Website and app data records:

* * * * * * * * *

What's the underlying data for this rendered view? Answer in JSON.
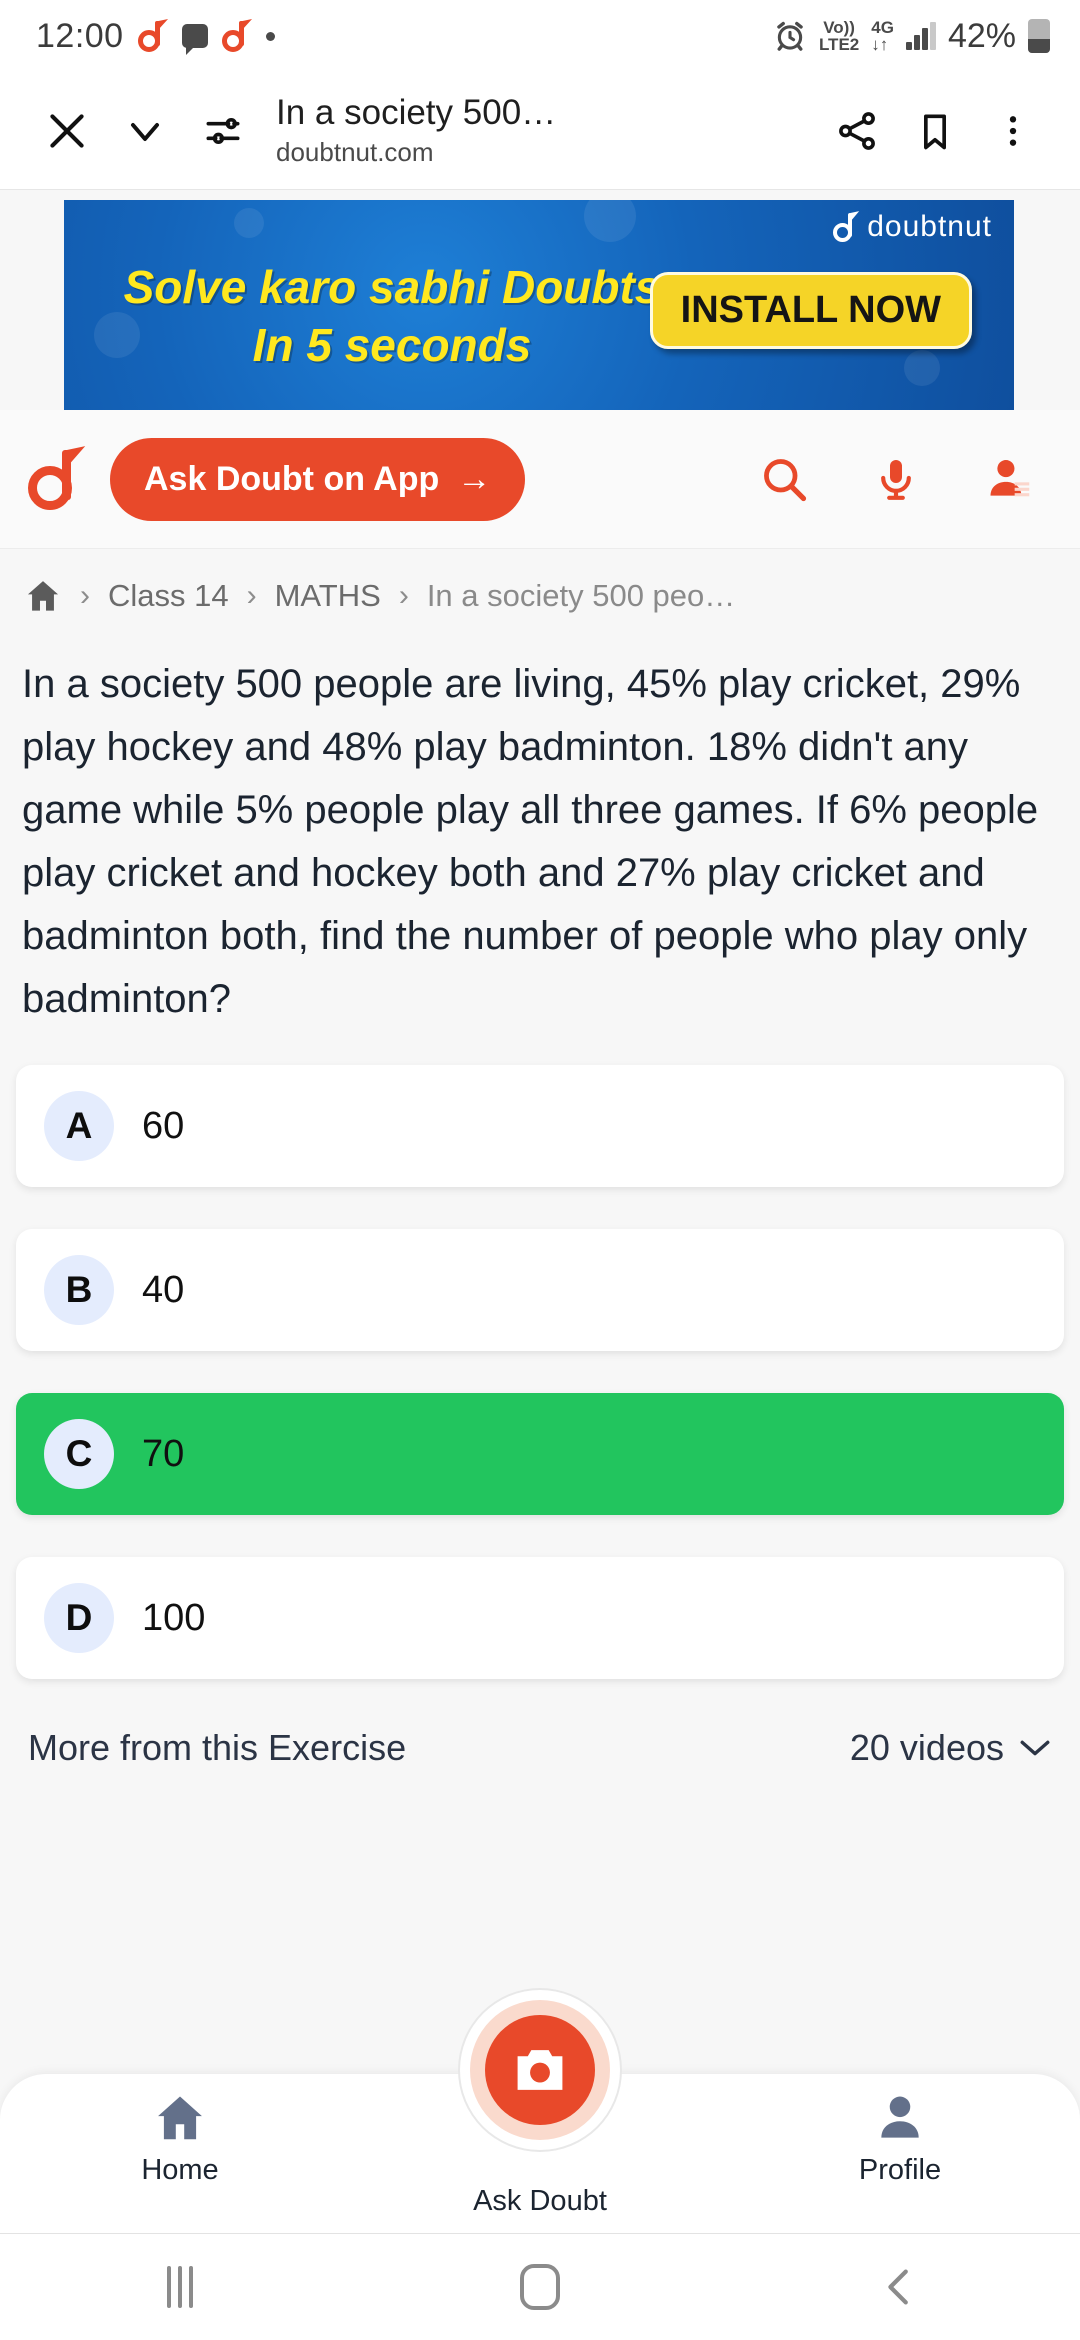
{
  "status_bar": {
    "time": "12:00",
    "icons_left": [
      "doubtnut-notification-icon",
      "message-icon",
      "doubtnut-notification-icon",
      "more-notifications-dot"
    ],
    "alarm_icon": "alarm-icon",
    "volte_line1": "Vo))",
    "volte_line2": "LTE2",
    "network_type": "4G",
    "data_arrows": "↓↑",
    "battery_percent": "42%"
  },
  "browser_bar": {
    "close_label": "✕",
    "chevron_label": "∨",
    "page_title": "In a society 500…",
    "page_url": "doubtnut.com",
    "icons": [
      "close-icon",
      "chevron-down-icon",
      "tune-icon",
      "share-icon",
      "bookmark-icon",
      "overflow-menu-icon"
    ]
  },
  "banner": {
    "headline_line1": "Solve karo sabhi Doubts",
    "headline_line2": "In 5 seconds",
    "cta_label": "INSTALL NOW",
    "brand": "doubtnut",
    "bg_color": "#1464ba",
    "cta_color": "#f5d427",
    "headline_color": "#ffe81f"
  },
  "site_header": {
    "logo_name": "doubtnut-logo",
    "ask_button_label": "Ask Doubt on App",
    "ask_button_arrow": "→",
    "brand_color": "#e8492a",
    "icons": [
      "search-icon",
      "microphone-icon",
      "profile-icon"
    ]
  },
  "breadcrumb": {
    "home_icon": "home-icon",
    "separator": "›",
    "items": [
      "Class 14",
      "MATHS",
      "In a society 500 peo…"
    ]
  },
  "question": {
    "text": "In a society 500 people are living, 45% play cricket, 29% play hockey and 48% play badminton. 18% didn't any game while 5% people play all three games. If 6% people play cricket and hockey both and 27% play cricket and badminton both, find the number of people who play only badminton?"
  },
  "options": [
    {
      "badge": "A",
      "text": "60",
      "correct": false
    },
    {
      "badge": "B",
      "text": "40",
      "correct": false
    },
    {
      "badge": "C",
      "text": "70",
      "correct": true
    },
    {
      "badge": "D",
      "text": "100",
      "correct": false
    }
  ],
  "correct_color": "#22c55e",
  "more_section": {
    "title": "More from this Exercise",
    "count_label": "20 videos",
    "chevron": "∨"
  },
  "bottom_nav": {
    "home_label": "Home",
    "ask_label": "Ask Doubt",
    "profile_label": "Profile"
  },
  "android_nav": {
    "recents": "recents-icon",
    "home": "home-pill-icon",
    "back": "‹"
  }
}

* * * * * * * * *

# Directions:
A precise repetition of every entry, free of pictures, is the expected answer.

# Written answer:
What's the underlying data for this rendered view? Answer in JSON.
{
  "status_bar": {
    "time": "12:00",
    "icons_left": [
      "doubtnut-notification-icon",
      "message-icon",
      "doubtnut-notification-icon",
      "more-notifications-dot"
    ],
    "alarm_icon": "alarm-icon",
    "volte_line1": "Vo))",
    "volte_line2": "LTE2",
    "network_type": "4G",
    "data_arrows": "↓↑",
    "battery_percent": "42%"
  },
  "browser_bar": {
    "close_label": "✕",
    "chevron_label": "∨",
    "page_title": "In a society 500…",
    "page_url": "doubtnut.com",
    "icons": [
      "close-icon",
      "chevron-down-icon",
      "tune-icon",
      "share-icon",
      "bookmark-icon",
      "overflow-menu-icon"
    ]
  },
  "banner": {
    "headline_line1": "Solve karo sabhi Doubts",
    "headline_line2": "In 5 seconds",
    "cta_label": "INSTALL NOW",
    "brand": "doubtnut",
    "bg_color": "#1464ba",
    "cta_color": "#f5d427",
    "headline_color": "#ffe81f"
  },
  "site_header": {
    "logo_name": "doubtnut-logo",
    "ask_button_label": "Ask Doubt on App",
    "ask_button_arrow": "→",
    "brand_color": "#e8492a",
    "icons": [
      "search-icon",
      "microphone-icon",
      "profile-icon"
    ]
  },
  "breadcrumb": {
    "home_icon": "home-icon",
    "separator": "›",
    "items": [
      "Class 14",
      "MATHS",
      "In a society 500 peo…"
    ]
  },
  "question": {
    "text": "In a society 500 people are living, 45% play cricket, 29% play hockey and 48% play badminton. 18% didn't any game while 5% people play all three games. If 6% people play cricket and hockey both and 27% play cricket and badminton both, find the number of people who play only badminton?"
  },
  "options": [
    {
      "badge": "A",
      "text": "60",
      "correct": false
    },
    {
      "badge": "B",
      "text": "40",
      "correct": false
    },
    {
      "badge": "C",
      "text": "70",
      "correct": true
    },
    {
      "badge": "D",
      "text": "100",
      "correct": false
    }
  ],
  "correct_color": "#22c55e",
  "more_section": {
    "title": "More from this Exercise",
    "count_label": "20 videos",
    "chevron": "∨"
  },
  "bottom_nav": {
    "home_label": "Home",
    "ask_label": "Ask Doubt",
    "profile_label": "Profile"
  },
  "android_nav": {
    "recents": "recents-icon",
    "home": "home-pill-icon",
    "back": "‹"
  }
}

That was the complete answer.